So sure, there are a lot of good reasons this is happening. And certainly, this is a really hard issue to explore as a group of women. But here is my concern: what if we don’t? What are the consequences for us as women if we don’t discuss this issue and begin to take ownership of our collective dynamics and perceptions? What then? My fear: more of the same. In fact, the research out there comes to the same conclusion: until women rise up address this within our own culture of women, we will find ourselves stuck and divided. More of the same.

From my experiences this week, I’m getting a bit clearer on the rub. What I’m noticing is when women don’t relate to the statistics and the stories that would paint this picture of “internalized sexism” – either because of their experiences or because of their own resistance to claim a rather unattractive issue – they tend to vehemently push away the topic as if it was a hot potato. Which it is. The problem is, who will catch it? And ironically, isn’t the very notion of “passing the potato” to another woman discounting the many, many voices of women who claim this issue is true and alive to them?

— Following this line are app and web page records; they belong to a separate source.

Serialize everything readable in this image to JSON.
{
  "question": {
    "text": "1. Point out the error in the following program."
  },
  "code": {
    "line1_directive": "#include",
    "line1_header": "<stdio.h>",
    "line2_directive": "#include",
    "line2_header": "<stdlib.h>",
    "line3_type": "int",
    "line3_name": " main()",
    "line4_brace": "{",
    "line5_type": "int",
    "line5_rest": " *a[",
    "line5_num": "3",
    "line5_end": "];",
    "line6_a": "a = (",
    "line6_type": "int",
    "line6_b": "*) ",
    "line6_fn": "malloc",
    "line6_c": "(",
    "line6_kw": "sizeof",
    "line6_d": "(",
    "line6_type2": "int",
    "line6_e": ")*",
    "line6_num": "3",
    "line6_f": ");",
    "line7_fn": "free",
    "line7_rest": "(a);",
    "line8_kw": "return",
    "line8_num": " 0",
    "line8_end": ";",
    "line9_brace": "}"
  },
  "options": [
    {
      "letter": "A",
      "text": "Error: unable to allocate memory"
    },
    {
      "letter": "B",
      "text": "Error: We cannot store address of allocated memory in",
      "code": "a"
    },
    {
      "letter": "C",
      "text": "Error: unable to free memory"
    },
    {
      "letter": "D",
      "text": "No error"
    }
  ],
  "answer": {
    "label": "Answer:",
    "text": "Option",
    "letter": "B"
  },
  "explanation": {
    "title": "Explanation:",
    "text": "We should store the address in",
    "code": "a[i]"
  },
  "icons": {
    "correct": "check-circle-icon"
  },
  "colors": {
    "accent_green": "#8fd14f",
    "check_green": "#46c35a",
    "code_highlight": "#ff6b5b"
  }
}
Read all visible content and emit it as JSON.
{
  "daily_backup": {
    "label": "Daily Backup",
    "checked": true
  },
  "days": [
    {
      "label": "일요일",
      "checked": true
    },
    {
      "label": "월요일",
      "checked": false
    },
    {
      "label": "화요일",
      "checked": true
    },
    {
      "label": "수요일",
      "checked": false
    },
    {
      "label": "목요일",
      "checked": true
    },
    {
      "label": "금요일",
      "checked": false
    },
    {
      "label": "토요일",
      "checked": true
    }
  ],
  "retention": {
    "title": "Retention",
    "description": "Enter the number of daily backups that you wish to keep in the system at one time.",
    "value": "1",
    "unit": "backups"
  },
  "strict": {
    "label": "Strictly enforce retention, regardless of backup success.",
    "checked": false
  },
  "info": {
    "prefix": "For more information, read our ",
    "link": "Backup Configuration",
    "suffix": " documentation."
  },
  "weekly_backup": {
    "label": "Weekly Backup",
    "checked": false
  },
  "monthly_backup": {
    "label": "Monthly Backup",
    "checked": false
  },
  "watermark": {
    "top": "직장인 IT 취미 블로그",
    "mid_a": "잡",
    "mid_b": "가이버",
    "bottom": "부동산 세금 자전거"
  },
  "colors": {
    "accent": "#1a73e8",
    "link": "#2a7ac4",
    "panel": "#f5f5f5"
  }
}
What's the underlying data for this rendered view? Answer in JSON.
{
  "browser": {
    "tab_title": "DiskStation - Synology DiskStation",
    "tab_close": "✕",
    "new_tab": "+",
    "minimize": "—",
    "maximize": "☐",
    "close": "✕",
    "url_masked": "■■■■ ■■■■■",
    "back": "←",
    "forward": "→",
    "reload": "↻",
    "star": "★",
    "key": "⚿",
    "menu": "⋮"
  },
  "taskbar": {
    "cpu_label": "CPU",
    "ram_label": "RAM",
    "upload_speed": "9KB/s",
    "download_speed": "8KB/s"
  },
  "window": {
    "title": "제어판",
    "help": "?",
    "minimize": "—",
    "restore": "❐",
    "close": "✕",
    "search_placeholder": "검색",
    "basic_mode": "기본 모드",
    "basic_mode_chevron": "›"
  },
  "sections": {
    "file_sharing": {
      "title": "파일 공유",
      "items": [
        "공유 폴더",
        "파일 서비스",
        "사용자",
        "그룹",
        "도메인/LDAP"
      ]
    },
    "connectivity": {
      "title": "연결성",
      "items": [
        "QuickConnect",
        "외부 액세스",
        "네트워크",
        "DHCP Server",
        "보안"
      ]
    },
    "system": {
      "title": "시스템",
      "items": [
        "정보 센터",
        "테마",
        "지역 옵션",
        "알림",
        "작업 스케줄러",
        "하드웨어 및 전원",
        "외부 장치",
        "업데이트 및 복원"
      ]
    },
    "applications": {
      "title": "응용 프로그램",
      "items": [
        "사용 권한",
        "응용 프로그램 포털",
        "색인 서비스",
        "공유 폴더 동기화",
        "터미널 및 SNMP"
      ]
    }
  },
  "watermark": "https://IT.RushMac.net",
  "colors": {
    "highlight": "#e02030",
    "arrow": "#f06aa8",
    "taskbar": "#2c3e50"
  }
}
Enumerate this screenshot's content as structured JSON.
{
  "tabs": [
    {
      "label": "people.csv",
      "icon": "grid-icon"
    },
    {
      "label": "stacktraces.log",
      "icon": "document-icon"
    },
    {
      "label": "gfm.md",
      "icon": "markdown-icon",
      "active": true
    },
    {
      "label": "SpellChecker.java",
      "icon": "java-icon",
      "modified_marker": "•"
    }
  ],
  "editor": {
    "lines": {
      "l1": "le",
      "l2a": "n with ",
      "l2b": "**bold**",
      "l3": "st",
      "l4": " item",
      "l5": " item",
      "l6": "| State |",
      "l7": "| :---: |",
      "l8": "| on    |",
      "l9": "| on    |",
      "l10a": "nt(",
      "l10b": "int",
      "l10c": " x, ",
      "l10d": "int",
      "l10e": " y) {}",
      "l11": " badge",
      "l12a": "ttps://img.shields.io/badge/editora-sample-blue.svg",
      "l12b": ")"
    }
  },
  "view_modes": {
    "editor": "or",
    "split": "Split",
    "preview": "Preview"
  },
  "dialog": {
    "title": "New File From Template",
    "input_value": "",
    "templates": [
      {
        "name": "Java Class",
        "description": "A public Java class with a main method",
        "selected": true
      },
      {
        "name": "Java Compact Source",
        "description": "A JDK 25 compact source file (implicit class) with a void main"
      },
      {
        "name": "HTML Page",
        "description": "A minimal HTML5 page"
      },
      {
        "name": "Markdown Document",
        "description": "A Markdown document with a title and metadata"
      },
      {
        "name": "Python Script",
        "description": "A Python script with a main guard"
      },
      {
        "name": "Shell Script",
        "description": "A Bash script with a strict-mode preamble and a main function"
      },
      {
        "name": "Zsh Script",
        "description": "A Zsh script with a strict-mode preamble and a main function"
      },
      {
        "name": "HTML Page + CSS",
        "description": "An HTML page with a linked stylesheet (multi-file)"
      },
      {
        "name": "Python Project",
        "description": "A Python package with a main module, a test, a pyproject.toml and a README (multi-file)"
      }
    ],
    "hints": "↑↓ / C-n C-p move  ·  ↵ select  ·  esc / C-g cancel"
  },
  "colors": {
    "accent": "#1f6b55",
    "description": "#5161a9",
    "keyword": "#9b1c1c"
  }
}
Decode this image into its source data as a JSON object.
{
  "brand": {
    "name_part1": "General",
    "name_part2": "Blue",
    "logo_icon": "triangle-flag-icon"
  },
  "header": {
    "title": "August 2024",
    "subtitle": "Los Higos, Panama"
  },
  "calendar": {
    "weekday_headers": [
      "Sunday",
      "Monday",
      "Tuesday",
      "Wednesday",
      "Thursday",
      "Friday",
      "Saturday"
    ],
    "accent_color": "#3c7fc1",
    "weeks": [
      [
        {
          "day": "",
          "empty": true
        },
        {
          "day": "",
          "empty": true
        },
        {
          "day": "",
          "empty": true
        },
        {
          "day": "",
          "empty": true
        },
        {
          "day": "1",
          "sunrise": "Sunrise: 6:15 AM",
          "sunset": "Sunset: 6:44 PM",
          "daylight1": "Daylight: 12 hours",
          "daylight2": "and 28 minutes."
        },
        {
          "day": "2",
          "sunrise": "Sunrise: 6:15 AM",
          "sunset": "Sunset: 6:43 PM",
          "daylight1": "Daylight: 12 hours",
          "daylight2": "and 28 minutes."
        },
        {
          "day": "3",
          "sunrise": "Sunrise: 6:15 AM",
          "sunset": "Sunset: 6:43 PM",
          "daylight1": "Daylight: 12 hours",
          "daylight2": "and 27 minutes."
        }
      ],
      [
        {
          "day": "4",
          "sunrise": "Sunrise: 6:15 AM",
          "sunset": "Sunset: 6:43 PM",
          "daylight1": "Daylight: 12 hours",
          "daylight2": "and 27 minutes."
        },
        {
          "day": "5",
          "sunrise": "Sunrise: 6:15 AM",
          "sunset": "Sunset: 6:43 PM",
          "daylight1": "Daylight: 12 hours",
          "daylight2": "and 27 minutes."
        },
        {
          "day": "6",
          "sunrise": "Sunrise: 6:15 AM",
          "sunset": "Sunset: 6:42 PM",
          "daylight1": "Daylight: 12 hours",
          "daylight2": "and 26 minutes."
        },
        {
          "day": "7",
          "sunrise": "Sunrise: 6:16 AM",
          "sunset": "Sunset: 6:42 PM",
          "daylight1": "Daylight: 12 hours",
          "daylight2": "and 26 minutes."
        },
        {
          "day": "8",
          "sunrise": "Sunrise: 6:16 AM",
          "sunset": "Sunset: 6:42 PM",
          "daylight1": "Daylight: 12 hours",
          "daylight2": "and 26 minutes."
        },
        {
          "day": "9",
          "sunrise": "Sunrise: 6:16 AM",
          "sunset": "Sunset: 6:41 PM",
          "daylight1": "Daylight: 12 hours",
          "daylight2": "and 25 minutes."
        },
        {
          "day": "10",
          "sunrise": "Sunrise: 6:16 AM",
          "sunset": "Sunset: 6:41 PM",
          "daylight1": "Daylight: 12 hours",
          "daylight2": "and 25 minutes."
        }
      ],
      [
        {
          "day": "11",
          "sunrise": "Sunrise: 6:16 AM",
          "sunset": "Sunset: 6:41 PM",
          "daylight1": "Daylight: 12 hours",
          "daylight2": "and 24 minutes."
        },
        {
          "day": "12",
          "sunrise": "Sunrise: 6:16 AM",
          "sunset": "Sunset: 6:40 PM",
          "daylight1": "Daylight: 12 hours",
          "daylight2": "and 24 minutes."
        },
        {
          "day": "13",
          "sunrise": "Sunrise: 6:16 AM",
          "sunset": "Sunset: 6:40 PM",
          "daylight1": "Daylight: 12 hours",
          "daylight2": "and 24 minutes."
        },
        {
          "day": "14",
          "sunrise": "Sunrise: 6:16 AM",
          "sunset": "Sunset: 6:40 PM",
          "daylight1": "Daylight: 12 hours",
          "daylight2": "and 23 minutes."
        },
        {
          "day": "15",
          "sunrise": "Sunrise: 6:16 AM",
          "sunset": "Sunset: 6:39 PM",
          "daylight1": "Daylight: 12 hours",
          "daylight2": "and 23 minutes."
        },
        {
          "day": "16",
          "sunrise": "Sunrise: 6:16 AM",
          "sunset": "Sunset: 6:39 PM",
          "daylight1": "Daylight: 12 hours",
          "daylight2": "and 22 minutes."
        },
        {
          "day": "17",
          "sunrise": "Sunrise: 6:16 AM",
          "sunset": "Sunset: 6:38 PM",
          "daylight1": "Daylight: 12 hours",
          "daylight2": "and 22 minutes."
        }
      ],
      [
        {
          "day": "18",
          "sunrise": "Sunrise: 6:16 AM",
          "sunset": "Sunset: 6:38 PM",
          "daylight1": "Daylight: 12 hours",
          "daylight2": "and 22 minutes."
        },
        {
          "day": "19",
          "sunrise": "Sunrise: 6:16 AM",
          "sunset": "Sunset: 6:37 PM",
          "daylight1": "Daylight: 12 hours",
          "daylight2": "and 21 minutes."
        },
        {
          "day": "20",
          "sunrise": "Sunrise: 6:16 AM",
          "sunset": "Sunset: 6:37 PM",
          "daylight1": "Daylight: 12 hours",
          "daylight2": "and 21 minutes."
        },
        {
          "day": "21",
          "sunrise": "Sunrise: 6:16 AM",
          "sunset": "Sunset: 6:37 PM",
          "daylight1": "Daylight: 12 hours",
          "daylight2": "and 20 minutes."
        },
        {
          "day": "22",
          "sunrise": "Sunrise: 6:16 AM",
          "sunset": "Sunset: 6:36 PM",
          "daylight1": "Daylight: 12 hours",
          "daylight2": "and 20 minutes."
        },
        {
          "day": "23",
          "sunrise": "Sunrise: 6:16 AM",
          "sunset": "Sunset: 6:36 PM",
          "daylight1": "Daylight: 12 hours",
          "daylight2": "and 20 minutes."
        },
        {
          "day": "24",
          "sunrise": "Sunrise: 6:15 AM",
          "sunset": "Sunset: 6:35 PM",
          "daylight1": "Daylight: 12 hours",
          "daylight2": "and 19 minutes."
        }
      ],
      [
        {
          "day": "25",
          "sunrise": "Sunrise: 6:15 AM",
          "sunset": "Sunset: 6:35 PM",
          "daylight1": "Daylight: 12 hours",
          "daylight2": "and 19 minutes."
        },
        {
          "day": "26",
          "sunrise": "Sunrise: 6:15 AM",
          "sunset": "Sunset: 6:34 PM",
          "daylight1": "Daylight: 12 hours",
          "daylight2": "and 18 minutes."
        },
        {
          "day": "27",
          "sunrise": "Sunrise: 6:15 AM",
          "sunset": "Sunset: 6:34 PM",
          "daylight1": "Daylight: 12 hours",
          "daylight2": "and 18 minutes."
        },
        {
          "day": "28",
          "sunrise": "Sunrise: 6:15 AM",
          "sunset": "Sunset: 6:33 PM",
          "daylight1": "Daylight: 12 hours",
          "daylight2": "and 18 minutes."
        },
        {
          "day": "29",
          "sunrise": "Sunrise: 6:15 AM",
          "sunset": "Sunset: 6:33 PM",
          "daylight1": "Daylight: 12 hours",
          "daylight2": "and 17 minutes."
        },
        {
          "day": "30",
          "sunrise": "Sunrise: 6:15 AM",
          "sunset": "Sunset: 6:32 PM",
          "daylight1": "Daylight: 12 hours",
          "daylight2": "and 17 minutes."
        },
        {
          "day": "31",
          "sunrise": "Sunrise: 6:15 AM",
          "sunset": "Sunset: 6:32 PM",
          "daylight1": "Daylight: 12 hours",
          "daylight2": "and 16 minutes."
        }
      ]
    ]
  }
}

Isn’t that in itself an act of judging and differentiating ourselves from other women?

And then there is the whole Law of Attraction thing… If we begin to focus on this topic as women and talk about it more, won’t that “draw it in” to us? So, in effect, we will be creating more of what we don’t want: divisiveness, disagreement, and conflict among women?

So what’s a woman to do? Simple, the research concludes: RISE UP and DO SOMETHING!!!! The bottom line, is that we need more women winning, than losing. We need to see the connections between our successes and our losses and resist the urge to just use our own perceptions and experiences to drive our actions (or inactions). We need to wrap our minds around the idea that when we find fault with another woman – or another woman does – the notion is reinforced that women are somehow faulty. And that includes you, whether you “deserve it” or not. So the invitation is to turn the tide – to somehow make it fashionable to be good to each other (which flies in the face of the current cultural mindset).

Specifically, here is what we can each do:
Become less judgmental about other women
Find common ground – we are more similar than different, so focus on that
Don’t allow the media, or anybody else for that matter, to define who you are.
Support women’s organizations with your involvement and/or your checkbook.
Mentor a younger woman–become an ally for another woman and support her success. Be an activist in ways that engages dialogue, not debate: invite curiosity, not judgment.

So what do you think? Let’s talk about this. And I’d ask you again: what are the consequences if we don’t? Isn’t it time?